World Leishmaniasis Day: the potential of Artemisia annua


In the context of World Leishmaniasis Day, we take a closer look at the important role of Artemisia annua in the therapeutic approach to this disease.

Epidemiology and cycle of canine leishmaniasis

Canine leishmaniasis is an endemic disease in Spain and it is estimated that around 30% of dogs in the country are affected by Leishmania infantum, an intracellular protozoan parasite, of which dogs are considered the main reservoir. This protozoan is transmitted by the bite of female sandflies and alternates its life cycle between the amastigote form in the vertebrate host and the promastigote form in the gut of the vector.

Clinical manifestations of canine leishmaniasis

The clinical manifestations of canine leishmaniasis are related to the host immune response, which is responsible for some animals infected with L. infantum not developing clinical disease. Dogs are considered to have clinical leishmaniasis when, in addition to having a confirmed L. infantum infection, they show clinical signs and/or alterations in routine laboratory tests. Conversely, if they have no clinical signs or abnormalities, they are considered to be subclinically infected or clinically healthy infected dogs. The LeishVet clinical disease staging system is recommended for treatment and prognosis.

Challenges of conventional disease management

Treatment of canine leishmaniasis is challenging due to the intracellular localisation of the parasite. Currently, the drugs used reduce the parasite load and improve quality of life, but they rarely achieve total parasite elimination. Clinical relapses often occur after treatment has been completed. Moreover, drugs have often adverse effects, such as lethargy, vomiting, diarrhoea, nephrotoxicity or xanthine crystal formation. Moreover resistant strains have already emerged.

Due to the adverse effects and the emergence of strains resistant to the drugs used, new therapeutic alternatives need to be evaluated.

The potential of medicinal plants

Medicinal plants represent a promising therapeutic integration to the treatments recommended in the LeishVet protocol, according to the clinical staging system of the disease. A clear example is Artemisia annua plant, which thanks to its properties has been used since ancient times for the treatment of various diseases. This medicinal plant is the only natural source of artemisinin, a molecule recommended by the WHO to treat malaria. Many studies have positioned Artemisia annua as a great candidate for combating canine leishmaniasis.

Efficacy of Artemisia annua in the treatment of leishmaniasis

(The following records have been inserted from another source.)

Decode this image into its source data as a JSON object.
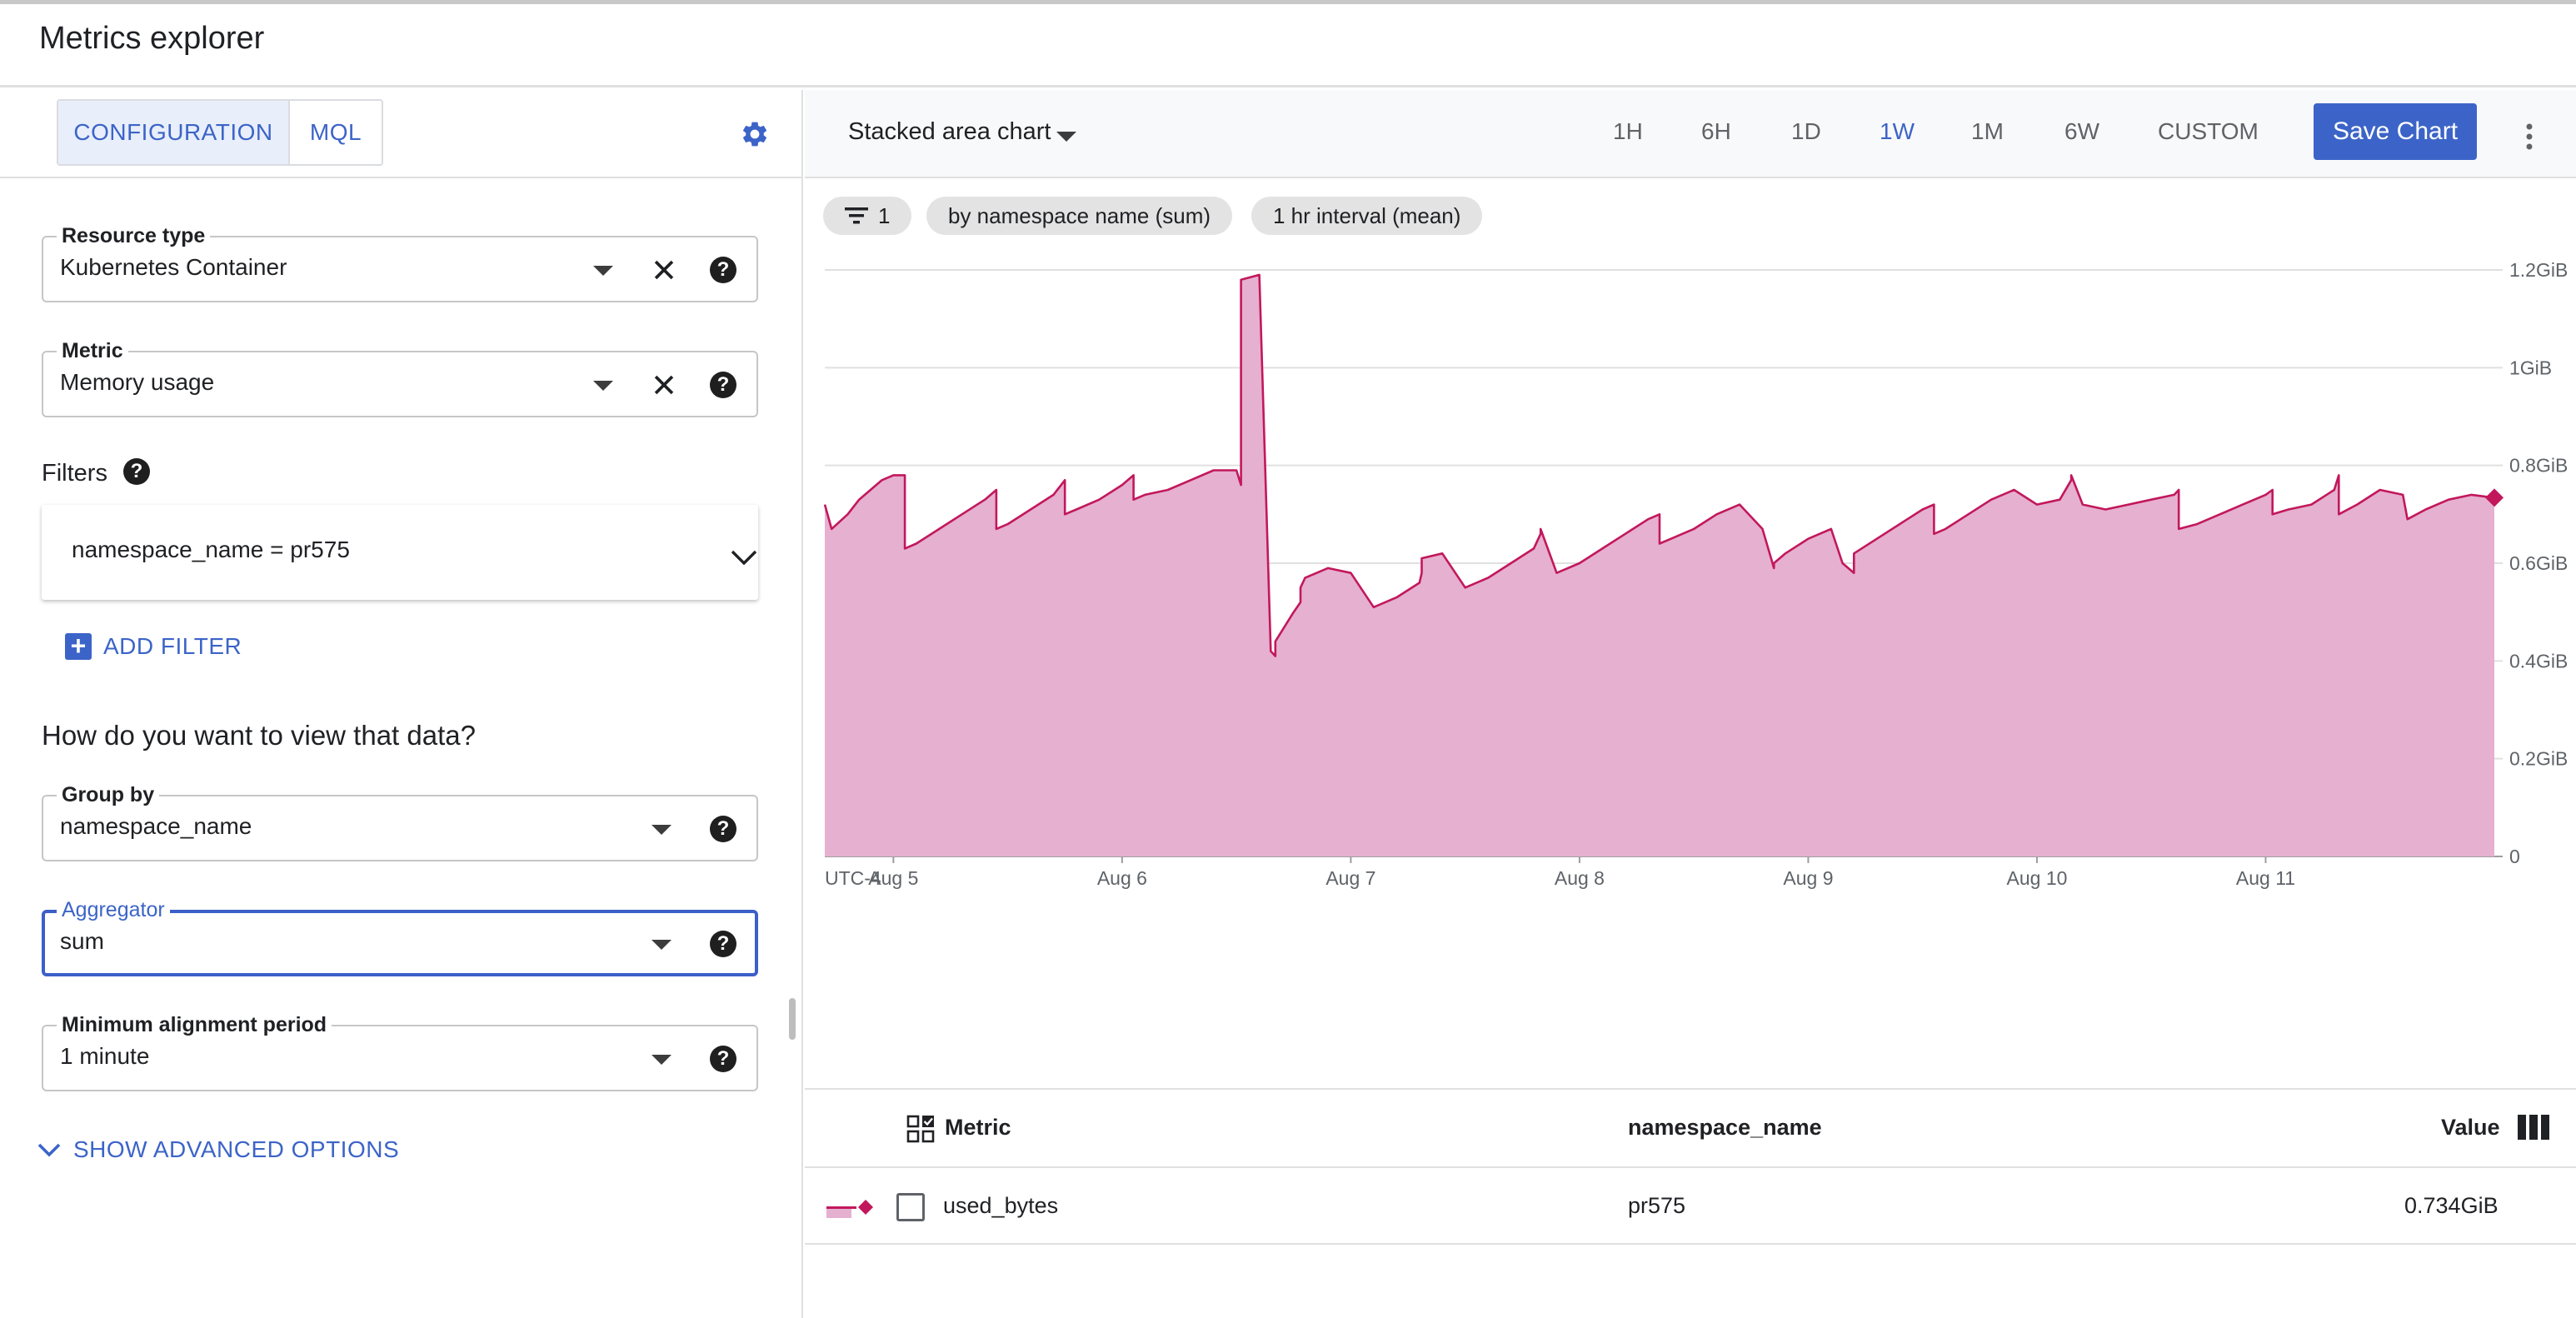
{
  "app": {
    "title": "Metrics explorer"
  },
  "config": {
    "tabs": [
      {
        "label": "CONFIGURATION",
        "active": true
      },
      {
        "label": "MQL",
        "active": false
      }
    ],
    "settings_icon": "gear-icon",
    "resource_type": {
      "label": "Resource type",
      "value": "Kubernetes Container"
    },
    "metric": {
      "label": "Metric",
      "value": "Memory usage"
    },
    "filters": {
      "label": "Filters",
      "items": [
        "namespace_name = pr575"
      ],
      "add_label": "ADD FILTER"
    },
    "view_question": "How do you want to view that data?",
    "group_by": {
      "label": "Group by",
      "value": "namespace_name"
    },
    "aggregator": {
      "label": "Aggregator",
      "value": "sum"
    },
    "alignment": {
      "label": "Minimum alignment period",
      "value": "1 minute"
    },
    "advanced_label": "SHOW ADVANCED OPTIONS"
  },
  "toolbar": {
    "chart_type": "Stacked area chart",
    "ranges": [
      "1H",
      "6H",
      "1D",
      "1W",
      "1M",
      "6W",
      "CUSTOM"
    ],
    "active_range": "1W",
    "save_label": "Save Chart"
  },
  "chips": {
    "filter_count": "1",
    "grouping": "by namespace name (sum)",
    "interval": "1 hr interval (mean)"
  },
  "chart_data": {
    "type": "area",
    "timezone_label": "UTC-4",
    "x_ticks": [
      "Aug 5",
      "Aug 6",
      "Aug 7",
      "Aug 8",
      "Aug 9",
      "Aug 10",
      "Aug 11"
    ],
    "y_ticks": [
      "0",
      "0.2GiB",
      "0.4GiB",
      "0.6GiB",
      "0.8GiB",
      "1GiB",
      "1.2GiB"
    ],
    "ylim": [
      0,
      1.2
    ],
    "y_unit": "GiB",
    "color": "#c2185b",
    "fill": "#e6b0d0",
    "series": [
      {
        "x": [
          4.7,
          4.73,
          4.8,
          4.85,
          4.9,
          4.95,
          5.0,
          5.05,
          5.05,
          5.1,
          5.2,
          5.3,
          5.4,
          5.45,
          5.45,
          5.5,
          5.6,
          5.7,
          5.75,
          5.75,
          5.8,
          5.9,
          6.0,
          6.05,
          6.05,
          6.1,
          6.2,
          6.3,
          6.4,
          6.5,
          6.52,
          6.52,
          6.6,
          6.65,
          6.67,
          6.67,
          6.75,
          6.78,
          6.78,
          6.8,
          6.9,
          7.0,
          7.1,
          7.2,
          7.3,
          7.31,
          7.31,
          7.4,
          7.5,
          7.6,
          7.7,
          7.8,
          7.83,
          7.83,
          7.9,
          8.0,
          8.1,
          8.2,
          8.3,
          8.35,
          8.35,
          8.4,
          8.5,
          8.6,
          8.7,
          8.8,
          8.85,
          8.85,
          8.9,
          9.0,
          9.1,
          9.15,
          9.2,
          9.2,
          9.3,
          9.4,
          9.5,
          9.55,
          9.55,
          9.6,
          9.7,
          9.8,
          9.9,
          10.0,
          10.1,
          10.15,
          10.15,
          10.2,
          10.3,
          10.4,
          10.5,
          10.6,
          10.62,
          10.62,
          10.7,
          10.8,
          10.9,
          11.0,
          11.03,
          11.03,
          11.1,
          11.2,
          11.3,
          11.32,
          11.32,
          11.4,
          11.5,
          11.6,
          11.62,
          11.62,
          11.7,
          11.8,
          11.9,
          12.0
        ],
        "values": [
          0.72,
          0.67,
          0.7,
          0.73,
          0.75,
          0.77,
          0.78,
          0.78,
          0.63,
          0.64,
          0.67,
          0.7,
          0.73,
          0.75,
          0.67,
          0.68,
          0.71,
          0.74,
          0.77,
          0.7,
          0.71,
          0.73,
          0.76,
          0.78,
          0.73,
          0.74,
          0.75,
          0.77,
          0.79,
          0.79,
          0.76,
          1.18,
          1.19,
          0.42,
          0.41,
          0.44,
          0.5,
          0.52,
          0.55,
          0.57,
          0.59,
          0.58,
          0.51,
          0.53,
          0.56,
          0.58,
          0.61,
          0.62,
          0.55,
          0.57,
          0.6,
          0.63,
          0.66,
          0.67,
          0.58,
          0.6,
          0.63,
          0.66,
          0.69,
          0.7,
          0.64,
          0.65,
          0.67,
          0.7,
          0.72,
          0.67,
          0.59,
          0.6,
          0.62,
          0.65,
          0.67,
          0.6,
          0.58,
          0.62,
          0.65,
          0.68,
          0.71,
          0.72,
          0.66,
          0.67,
          0.7,
          0.73,
          0.75,
          0.72,
          0.73,
          0.77,
          0.78,
          0.72,
          0.71,
          0.72,
          0.73,
          0.74,
          0.75,
          0.67,
          0.68,
          0.7,
          0.72,
          0.74,
          0.75,
          0.7,
          0.71,
          0.72,
          0.75,
          0.78,
          0.7,
          0.72,
          0.75,
          0.74,
          0.69,
          0.69,
          0.71,
          0.73,
          0.74,
          0.734
        ]
      }
    ]
  },
  "table": {
    "columns": {
      "metric": "Metric",
      "namespace": "namespace_name",
      "value": "Value"
    },
    "rows": [
      {
        "metric": "used_bytes",
        "namespace": "pr575",
        "value": "0.734GiB"
      }
    ]
  }
}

The leishmanicidal activity of artemisinin appears to be mediated by the production of reactive oxygen species secondary to the cleavage of the endoperoxide ring and subsequent depolarisation of the mitochondrial membrane, triggering parasite death by programmed cell death. In vitro and in vivo studies have demonstrated the leishmanicidal effect of artemisinin and other derived compounds, which appear to be safer and more effective in controlling and reducing the clinical signs, parasite load and antibody level of leishmaniasis compared to some conventional treatments. On the other hand, artemisinin and other derived compounds also demonstrate immunomodulatory activity.

It has been shown that the dried leaves of Artemisia annua provide greater efficacy of artemisinin in its anti-parasitic and immunomodulatory activity, increasing its bioavailability by 40 times compared to when pure artemisinin is administered. This is possible thanks to the more than 200 molecules contained in the plant and the pharmacological synergy between them. Other active ingredients of therapeutic interest in the plant include casticin, eupatorin and quercetin, for their anti-inflammatory and anticarcinogenic properties, among others.

In short, scientific evidence shows that the active principles of medicinal plants, and especially Artemisia annua, can be an effective and safe integration or alternative to traditional medicine, with artemisinin being a potential candidate for stimulating the body’s natural defences against Leishmania infantum and maintaining the homeostasis of the immune system.